BEGIN

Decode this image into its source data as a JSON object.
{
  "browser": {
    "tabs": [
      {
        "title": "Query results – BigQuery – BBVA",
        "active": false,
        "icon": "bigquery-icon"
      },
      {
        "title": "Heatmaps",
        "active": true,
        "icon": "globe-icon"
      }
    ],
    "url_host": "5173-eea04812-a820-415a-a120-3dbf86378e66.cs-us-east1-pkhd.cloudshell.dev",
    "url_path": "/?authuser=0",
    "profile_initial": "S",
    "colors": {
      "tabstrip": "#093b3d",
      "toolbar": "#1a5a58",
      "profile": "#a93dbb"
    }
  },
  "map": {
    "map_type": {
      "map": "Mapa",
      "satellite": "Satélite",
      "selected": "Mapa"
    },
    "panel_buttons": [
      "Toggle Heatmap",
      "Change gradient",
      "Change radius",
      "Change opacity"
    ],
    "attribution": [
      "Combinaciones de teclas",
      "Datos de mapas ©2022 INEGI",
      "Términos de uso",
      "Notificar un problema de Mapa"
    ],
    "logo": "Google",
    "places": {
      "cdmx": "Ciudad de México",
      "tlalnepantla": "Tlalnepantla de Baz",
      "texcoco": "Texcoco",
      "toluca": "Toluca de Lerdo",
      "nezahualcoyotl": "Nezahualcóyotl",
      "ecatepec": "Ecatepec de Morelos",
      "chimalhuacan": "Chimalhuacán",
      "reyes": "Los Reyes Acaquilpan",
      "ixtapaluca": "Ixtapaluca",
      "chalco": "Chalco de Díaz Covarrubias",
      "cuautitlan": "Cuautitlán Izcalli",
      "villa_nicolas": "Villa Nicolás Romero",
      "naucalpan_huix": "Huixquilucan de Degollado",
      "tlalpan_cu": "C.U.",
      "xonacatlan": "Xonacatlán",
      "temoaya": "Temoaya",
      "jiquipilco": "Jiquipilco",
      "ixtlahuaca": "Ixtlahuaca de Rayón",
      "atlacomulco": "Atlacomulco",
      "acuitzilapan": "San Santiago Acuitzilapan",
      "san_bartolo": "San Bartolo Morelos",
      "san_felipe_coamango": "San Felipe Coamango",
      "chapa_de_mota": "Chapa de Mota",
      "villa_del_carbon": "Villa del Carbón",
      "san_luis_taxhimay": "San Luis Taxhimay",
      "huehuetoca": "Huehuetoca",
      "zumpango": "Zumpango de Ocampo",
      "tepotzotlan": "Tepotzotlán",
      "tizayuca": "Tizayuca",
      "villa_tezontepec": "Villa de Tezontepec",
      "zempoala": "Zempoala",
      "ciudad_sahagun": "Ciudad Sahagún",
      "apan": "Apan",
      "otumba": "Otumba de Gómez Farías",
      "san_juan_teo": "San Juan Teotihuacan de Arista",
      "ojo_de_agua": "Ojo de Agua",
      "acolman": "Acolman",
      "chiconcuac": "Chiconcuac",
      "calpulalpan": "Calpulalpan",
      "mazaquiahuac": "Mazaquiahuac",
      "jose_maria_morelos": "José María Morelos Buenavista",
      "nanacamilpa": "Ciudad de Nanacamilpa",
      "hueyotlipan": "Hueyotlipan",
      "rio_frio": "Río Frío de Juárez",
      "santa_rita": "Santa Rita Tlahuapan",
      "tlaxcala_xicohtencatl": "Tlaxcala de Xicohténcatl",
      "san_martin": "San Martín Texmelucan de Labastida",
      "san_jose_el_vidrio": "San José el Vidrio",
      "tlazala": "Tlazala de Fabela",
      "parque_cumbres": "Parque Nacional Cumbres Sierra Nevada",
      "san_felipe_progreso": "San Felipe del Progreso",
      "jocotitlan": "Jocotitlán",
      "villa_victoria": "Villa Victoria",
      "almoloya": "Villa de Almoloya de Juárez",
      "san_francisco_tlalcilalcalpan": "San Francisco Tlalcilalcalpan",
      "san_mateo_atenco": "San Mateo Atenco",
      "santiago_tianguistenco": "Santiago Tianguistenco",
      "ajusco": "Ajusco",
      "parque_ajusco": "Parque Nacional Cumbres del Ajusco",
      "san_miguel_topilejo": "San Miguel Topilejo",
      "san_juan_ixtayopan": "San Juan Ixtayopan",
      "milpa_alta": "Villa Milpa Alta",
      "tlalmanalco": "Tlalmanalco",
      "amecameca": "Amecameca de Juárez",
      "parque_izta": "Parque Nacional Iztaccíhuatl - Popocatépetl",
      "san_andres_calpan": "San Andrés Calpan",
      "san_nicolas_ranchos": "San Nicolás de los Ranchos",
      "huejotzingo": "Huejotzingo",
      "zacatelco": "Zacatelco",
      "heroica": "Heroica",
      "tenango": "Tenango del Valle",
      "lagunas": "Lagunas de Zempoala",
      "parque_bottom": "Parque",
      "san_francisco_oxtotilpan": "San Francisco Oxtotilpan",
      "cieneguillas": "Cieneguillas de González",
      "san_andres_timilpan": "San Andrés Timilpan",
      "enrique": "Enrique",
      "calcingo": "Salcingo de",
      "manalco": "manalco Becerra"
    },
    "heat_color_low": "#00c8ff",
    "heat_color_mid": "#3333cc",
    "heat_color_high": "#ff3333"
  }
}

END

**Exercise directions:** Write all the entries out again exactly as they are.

**Solution to this exercise:**
Decode this image into its source data as a JSON object.
{
  "browser": {
    "tabs": [
      {
        "title": "Query results – BigQuery – BBVA",
        "active": false,
        "icon": "bigquery-icon"
      },
      {
        "title": "Heatmaps",
        "active": true,
        "icon": "globe-icon"
      }
    ],
    "url_host": "5173-eea04812-a820-415a-a120-3dbf86378e66.cs-us-east1-pkhd.cloudshell.dev",
    "url_path": "/?authuser=0",
    "profile_initial": "S",
    "colors": {
      "tabstrip": "#093b3d",
      "toolbar": "#1a5a58",
      "profile": "#a93dbb"
    }
  },
  "map": {
    "map_type": {
      "map": "Mapa",
      "satellite": "Satélite",
      "selected": "Mapa"
    },
    "panel_buttons": [
      "Toggle Heatmap",
      "Change gradient",
      "Change radius",
      "Change opacity"
    ],
    "attribution": [
      "Combinaciones de teclas",
      "Datos de mapas ©2022 INEGI",
      "Términos de uso",
      "Notificar un problema de Mapa"
    ],
    "logo": "Google",
    "places": {
      "cdmx": "Ciudad de México",
      "tlalnepantla": "Tlalnepantla de Baz",
      "texcoco": "Texcoco",
      "toluca": "Toluca de Lerdo",
      "nezahualcoyotl": "Nezahualcóyotl",
      "ecatepec": "Ecatepec de Morelos",
      "chimalhuacan": "Chimalhuacán",
      "reyes": "Los Reyes Acaquilpan",
      "ixtapaluca": "Ixtapaluca",
      "chalco": "Chalco de Díaz Covarrubias",
      "cuautitlan": "Cuautitlán Izcalli",
      "villa_nicolas": "Villa Nicolás Romero",
      "naucalpan_huix": "Huixquilucan de Degollado",
      "tlalpan_cu": "C.U.",
      "xonacatlan": "Xonacatlán",
      "temoaya": "Temoaya",
      "jiquipilco": "Jiquipilco",
      "ixtlahuaca": "Ixtlahuaca de Rayón",
      "atlacomulco": "Atlacomulco",
      "acuitzilapan": "San Santiago Acuitzilapan",
      "san_bartolo": "San Bartolo Morelos",
      "san_felipe_coamango": "San Felipe Coamango",
      "chapa_de_mota": "Chapa de Mota",
      "villa_del_carbon": "Villa del Carbón",
      "san_luis_taxhimay": "San Luis Taxhimay",
      "huehuetoca": "Huehuetoca",
      "zumpango": "Zumpango de Ocampo",
      "tepotzotlan": "Tepotzotlán",
      "tizayuca": "Tizayuca",
      "villa_tezontepec": "Villa de Tezontepec",
      "zempoala": "Zempoala",
      "ciudad_sahagun": "Ciudad Sahagún",
      "apan": "Apan",
      "otumba": "Otumba de Gómez Farías",
      "san_juan_teo": "San Juan Teotihuacan de Arista",
      "ojo_de_agua": "Ojo de Agua",
      "acolman": "Acolman",
      "chiconcuac": "Chiconcuac",
      "calpulalpan": "Calpulalpan",
      "mazaquiahuac": "Mazaquiahuac",
      "jose_maria_morelos": "José María Morelos Buenavista",
      "nanacamilpa": "Ciudad de Nanacamilpa",
      "hueyotlipan": "Hueyotlipan",
      "rio_frio": "Río Frío de Juárez",
      "santa_rita": "Santa Rita Tlahuapan",
      "tlaxcala_xicohtencatl": "Tlaxcala de Xicohténcatl",
      "san_martin": "San Martín Texmelucan de Labastida",
      "san_jose_el_vidrio": "San José el Vidrio",
      "tlazala": "Tlazala de Fabela",
      "parque_cumbres": "Parque Nacional Cumbres Sierra Nevada",
      "san_felipe_progreso": "San Felipe del Progreso",
      "jocotitlan": "Jocotitlán",
      "villa_victoria": "Villa Victoria",
      "almoloya": "Villa de Almoloya de Juárez",
      "san_francisco_tlalcilalcalpan": "San Francisco Tlalcilalcalpan",
      "san_mateo_atenco": "San Mateo Atenco",
      "santiago_tianguistenco": "Santiago Tianguistenco",
      "ajusco": "Ajusco",
      "parque_ajusco": "Parque Nacional Cumbres del Ajusco",
      "san_miguel_topilejo": "San Miguel Topilejo",
      "san_juan_ixtayopan": "San Juan Ixtayopan",
      "milpa_alta": "Villa Milpa Alta",
      "tlalmanalco": "Tlalmanalco",
      "amecameca": "Amecameca de Juárez",
      "parque_izta": "Parque Nacional Iztaccíhuatl - Popocatépetl",
      "san_andres_calpan": "San Andrés Calpan",
      "san_nicolas_ranchos": "San Nicolás de los Ranchos",
      "huejotzingo": "Huejotzingo",
      "zacatelco": "Zacatelco",
      "heroica": "Heroica",
      "tenango": "Tenango del Valle",
      "lagunas": "Lagunas de Zempoala",
      "parque_bottom": "Parque",
      "san_francisco_oxtotilpan": "San Francisco Oxtotilpan",
      "cieneguillas": "Cieneguillas de González",
      "san_andres_timilpan": "San Andrés Timilpan",
      "enrique": "Enrique",
      "calcingo": "Salcingo de",
      "manalco": "manalco Becerra"
    },
    "heat_color_low": "#00c8ff",
    "heat_color_mid": "#3333cc",
    "heat_color_high": "#ff3333"
  }
}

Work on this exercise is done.